---------- Records for processing
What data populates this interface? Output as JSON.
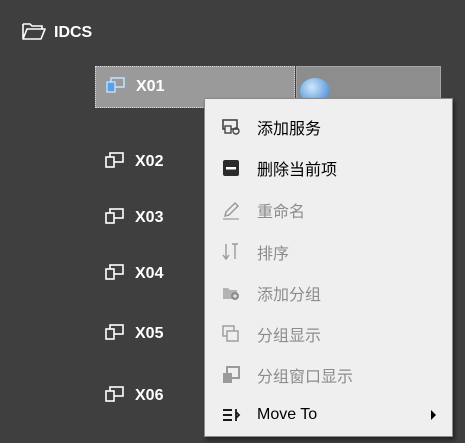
{
  "tree": {
    "root": {
      "label": "IDCS",
      "icon": "folder-open-icon"
    },
    "items": [
      {
        "label": "X01",
        "icon": "server-node-icon",
        "selected": true
      },
      {
        "label": "X02",
        "icon": "server-node-icon"
      },
      {
        "label": "X03",
        "icon": "server-node-icon"
      },
      {
        "label": "X04",
        "icon": "server-node-icon"
      },
      {
        "label": "X05",
        "icon": "server-node-icon"
      },
      {
        "label": "X06",
        "icon": "server-node-icon"
      }
    ]
  },
  "context_menu": {
    "items": [
      {
        "label": "添加服务",
        "icon": "add-service-icon",
        "enabled": true
      },
      {
        "label": "删除当前项",
        "icon": "remove-icon",
        "enabled": true
      },
      {
        "label": "重命名",
        "icon": "pencil-icon",
        "enabled": false
      },
      {
        "label": "排序",
        "icon": "sort-icon",
        "enabled": false
      },
      {
        "label": "添加分组",
        "icon": "add-group-icon",
        "enabled": false
      },
      {
        "label": "分组显示",
        "icon": "group-view-icon",
        "enabled": false
      },
      {
        "label": "分组窗口显示",
        "icon": "group-window-icon",
        "enabled": false
      },
      {
        "label": "Move To",
        "icon": "move-to-icon",
        "enabled": true,
        "submenu": true
      }
    ]
  },
  "colors": {
    "background": "#3f3f3f",
    "selection": "#9a9a9a",
    "menu_bg": "#efefef",
    "disabled_text": "#8c8c8c"
  }
}
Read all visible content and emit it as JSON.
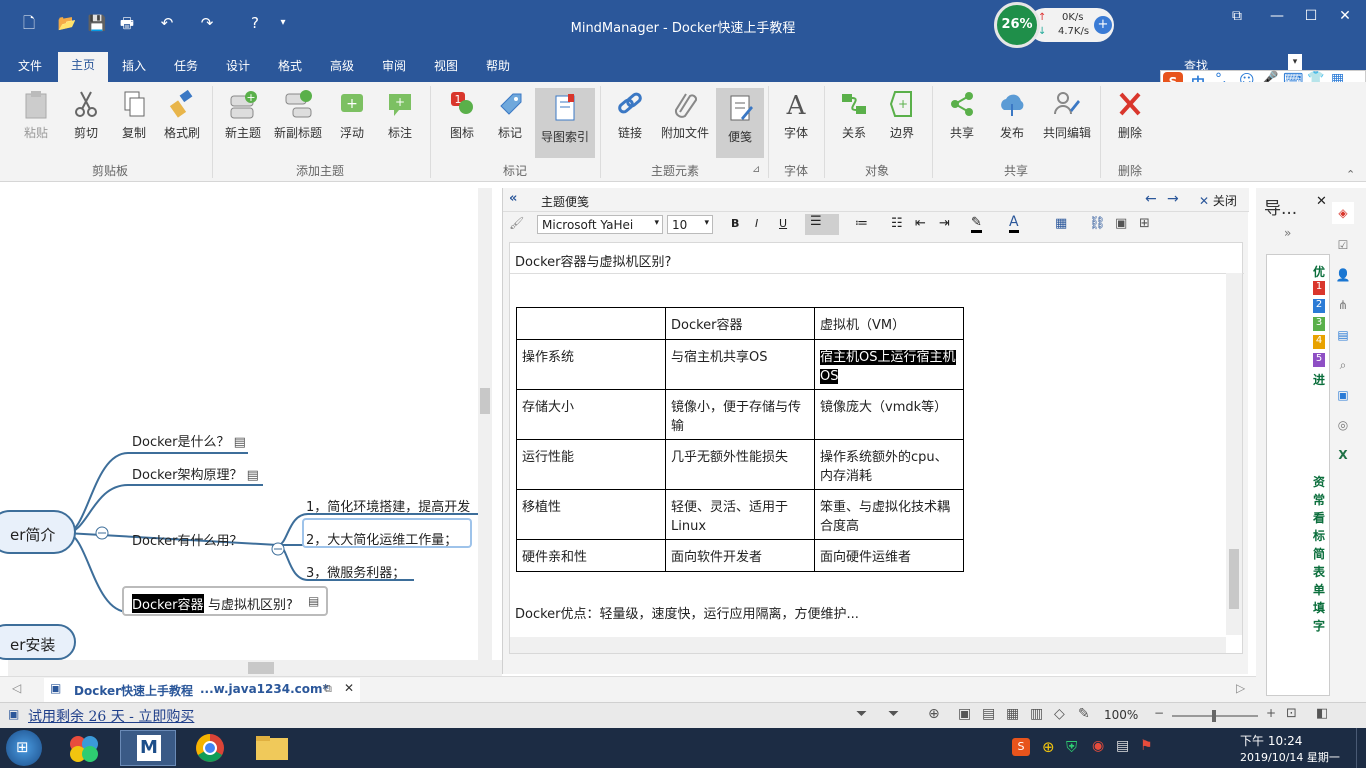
{
  "window": {
    "title": "MindManager - Docker快速上手教程",
    "speed": {
      "percent": "26%",
      "up": "0K/s",
      "down": "4.7K/s"
    },
    "search_label": "查找"
  },
  "menu": {
    "tabs": [
      "文件",
      "主页",
      "插入",
      "任务",
      "设计",
      "格式",
      "高级",
      "审阅",
      "视图",
      "帮助"
    ],
    "active": "主页"
  },
  "ribbon": {
    "buttons": {
      "paste": "粘贴",
      "cut": "剪切",
      "copy": "复制",
      "format_painter": "格式刷",
      "new_topic": "新主题",
      "new_subtopic": "新副标题",
      "floating": "浮动",
      "callout": "标注",
      "icons": "图标",
      "tags": "标记",
      "map_index": "导图索引",
      "link": "链接",
      "attach": "附加文件",
      "notes": "便笺",
      "font": "字体",
      "relationship": "关系",
      "boundary": "边界",
      "share": "共享",
      "publish": "发布",
      "co_edit": "共同编辑",
      "delete": "删除"
    },
    "groups": {
      "clipboard": "剪贴板",
      "add_topic": "添加主题",
      "marks": "标记",
      "topic_elements": "主题元素",
      "font": "字体",
      "objects": "对象",
      "share": "共享",
      "delete": "删除"
    }
  },
  "map": {
    "central_partial": "er简介",
    "install_partial": "er安装",
    "topics": [
      "Docker是什么？",
      "Docker架构原理？",
      "Docker有什么用？"
    ],
    "subtopics": [
      "1，简化环境搭建，提高开发",
      "2，大大简化运维工作量；",
      "3，微服务利器；"
    ],
    "selected_topic_highlight": "Docker容器",
    "selected_topic_rest": "与虚拟机区别?"
  },
  "notes_panel": {
    "header": "主题便笺",
    "close": "关闭",
    "font_name": "Microsoft YaHei",
    "font_size": "10",
    "topic_title": "Docker容器与虚拟机区别?",
    "table": {
      "header": [
        "",
        "Docker容器",
        "虚拟机（VM）"
      ],
      "rows": [
        [
          "操作系统",
          "与宿主机共享OS",
          "宿主机OS上运行宿主机OS"
        ],
        [
          "存储大小",
          "镜像小，便于存储与传输",
          "镜像庞大（vmdk等）"
        ],
        [
          "运行性能",
          "几乎无额外性能损失",
          "操作系统额外的cpu、内存消耗"
        ],
        [
          "移植性",
          "轻便、灵活、适用于Linux",
          "笨重、与虚拟化技术耦合度高"
        ],
        [
          "硬件亲和性",
          "面向软件开发者",
          "面向硬件运维者"
        ]
      ]
    },
    "footer_text": "Docker优点：轻量级，速度快，运行应用隔离，方便维护..."
  },
  "side_panel": {
    "title": "导...",
    "labels": [
      "优",
      "进",
      "资",
      "常",
      "看",
      "标",
      "简",
      "表",
      "单",
      "填",
      "字"
    ],
    "priorities": [
      "1",
      "2",
      "3",
      "4",
      "5"
    ]
  },
  "doc_tab": {
    "name": "Docker快速上手教程",
    "site": "...w.java1234.com*"
  },
  "status": {
    "trial": "试用剩余 26 天 - 立即购买",
    "zoom": "100%"
  },
  "taskbar": {
    "time": "下午 10:24",
    "date": "2019/10/14 星期一",
    "ime": "中"
  }
}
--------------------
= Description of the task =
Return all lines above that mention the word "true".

= Worked solution =
        "selected": true
        "enabled": true
        "enabled": true
        "enabled": true,
        "submenu": true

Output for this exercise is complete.